Stored items from a collection
━━━
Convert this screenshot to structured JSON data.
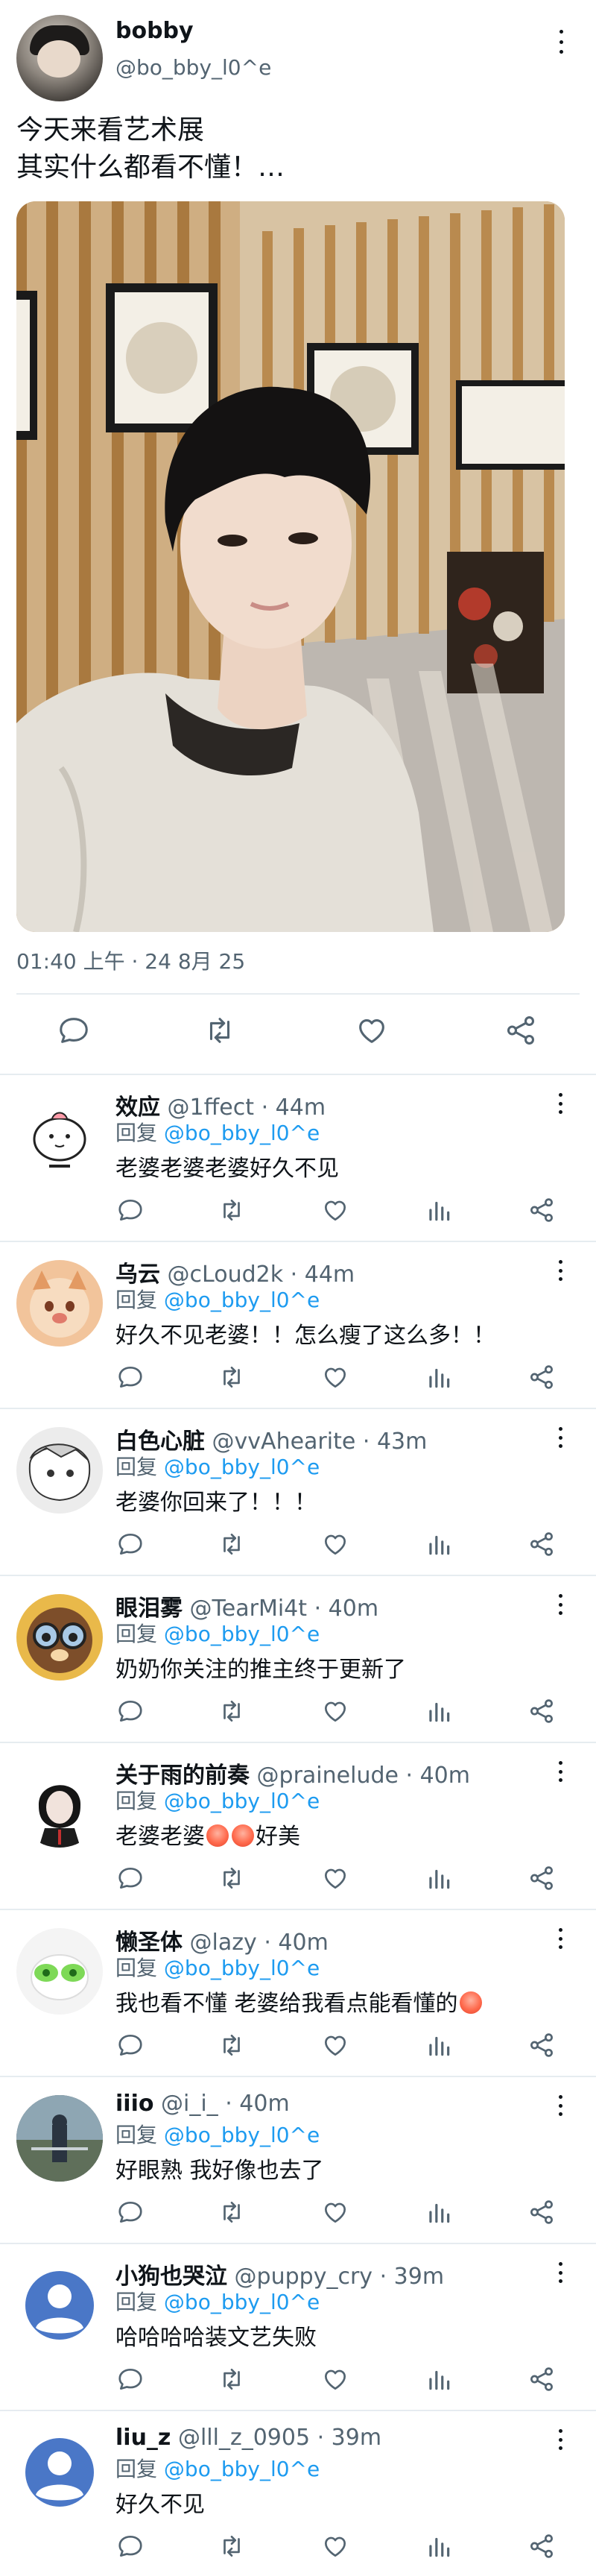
{
  "main_tweet": {
    "author_name": "bobby",
    "author_handle": "@bo_bby_l0^e",
    "text": "今天来看艺术展\n其实什么都看不懂！…",
    "timestamp": "01:40 上午 · 24 8月 25",
    "actions": [
      "reply-icon",
      "retweet-icon",
      "like-icon",
      "share-icon"
    ]
  },
  "reply_label": "回复",
  "reply_to_handle": "@bo_bby_l0^e",
  "replies": [
    {
      "name": "效应",
      "handle": "@1ffect",
      "time": "· 44m",
      "text": "老婆老婆老婆好久不见"
    },
    {
      "name": "乌云",
      "handle": "@cLoud2k",
      "time": "· 44m",
      "text": "好久不见老婆！！怎么瘦了这么多！！"
    },
    {
      "name": "白色心脏",
      "handle": "@vvAhearite",
      "time": "· 43m",
      "text": "老婆你回来了！！！"
    },
    {
      "name": "眼泪雾",
      "handle": "@TearMi4t",
      "time": "· 40m",
      "text": "奶奶你关注的推主终于更新了"
    },
    {
      "name": "关于雨的前奏",
      "handle": "@prainelude",
      "time": "· 40m",
      "text_before": "老婆老婆",
      "text_after": "好美"
    },
    {
      "name": "懒圣体",
      "handle": "@lazy",
      "time": "· 40m",
      "text": "我也看不懂 老婆给我看点能看懂的"
    },
    {
      "name": "iiio",
      "handle": "@i_i_",
      "time": "· 40m",
      "text": "好眼熟 我好像也去了"
    },
    {
      "name": "小狗也哭泣",
      "handle": "@puppy_cry",
      "time": "· 39m",
      "text": "哈哈哈哈装文艺失败"
    },
    {
      "name": "liu_z",
      "handle": "@lll_z_0905",
      "time": "· 39m",
      "text": "好久不见"
    }
  ],
  "colors": {
    "link": "#1d9bf0",
    "secondary_text": "#536471",
    "divider": "#e6ecf0",
    "default_avatar": "#4a77c7"
  }
}
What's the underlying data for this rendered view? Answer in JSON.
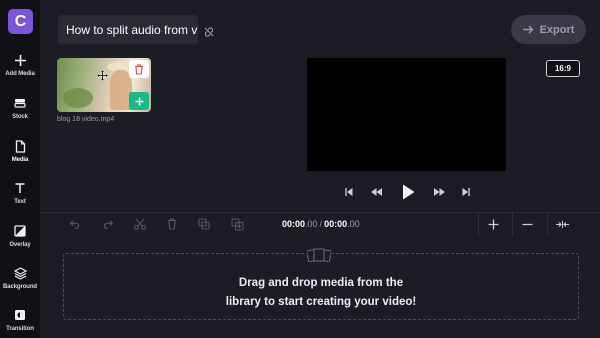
{
  "app": {
    "logo_letter": "C",
    "accent_color": "#7b57d8"
  },
  "sidebar": {
    "items": [
      {
        "label": "Add Media",
        "icon": "plus-icon"
      },
      {
        "label": "Stock",
        "icon": "stock-icon"
      },
      {
        "label": "Media",
        "icon": "file-icon"
      },
      {
        "label": "Text",
        "icon": "text-icon"
      },
      {
        "label": "Overlay",
        "icon": "overlay-icon"
      },
      {
        "label": "Background",
        "icon": "layers-icon"
      },
      {
        "label": "Transition",
        "icon": "transition-icon"
      }
    ]
  },
  "header": {
    "project_title": "How to split audio from vi",
    "export_label": "Export"
  },
  "media": {
    "items": [
      {
        "filename": "blog 18 video.mp4"
      }
    ]
  },
  "preview": {
    "aspect_ratio": "16:9"
  },
  "timeline": {
    "current_time_main": "00:00",
    "current_time_frac": ".00",
    "separator": "/",
    "total_time_main": "00:00",
    "total_time_frac": ".00",
    "drop_line1": "Drag and drop media from the",
    "drop_line2": "library to start creating your video!"
  }
}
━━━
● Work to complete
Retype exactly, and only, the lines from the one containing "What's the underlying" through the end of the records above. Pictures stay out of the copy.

● Reply to the task
What's the underlying data for this rendered view? Answer in JSON.
{
  "app": {
    "logo_letter": "C",
    "accent_color": "#7b57d8"
  },
  "sidebar": {
    "items": [
      {
        "label": "Add Media",
        "icon": "plus-icon"
      },
      {
        "label": "Stock",
        "icon": "stock-icon"
      },
      {
        "label": "Media",
        "icon": "file-icon"
      },
      {
        "label": "Text",
        "icon": "text-icon"
      },
      {
        "label": "Overlay",
        "icon": "overlay-icon"
      },
      {
        "label": "Background",
        "icon": "layers-icon"
      },
      {
        "label": "Transition",
        "icon": "transition-icon"
      }
    ]
  },
  "header": {
    "project_title": "How to split audio from vi",
    "export_label": "Export"
  },
  "media": {
    "items": [
      {
        "filename": "blog 18 video.mp4"
      }
    ]
  },
  "preview": {
    "aspect_ratio": "16:9"
  },
  "timeline": {
    "current_time_main": "00:00",
    "current_time_frac": ".00",
    "separator": "/",
    "total_time_main": "00:00",
    "total_time_frac": ".00",
    "drop_line1": "Drag and drop media from the",
    "drop_line2": "library to start creating your video!"
  }
}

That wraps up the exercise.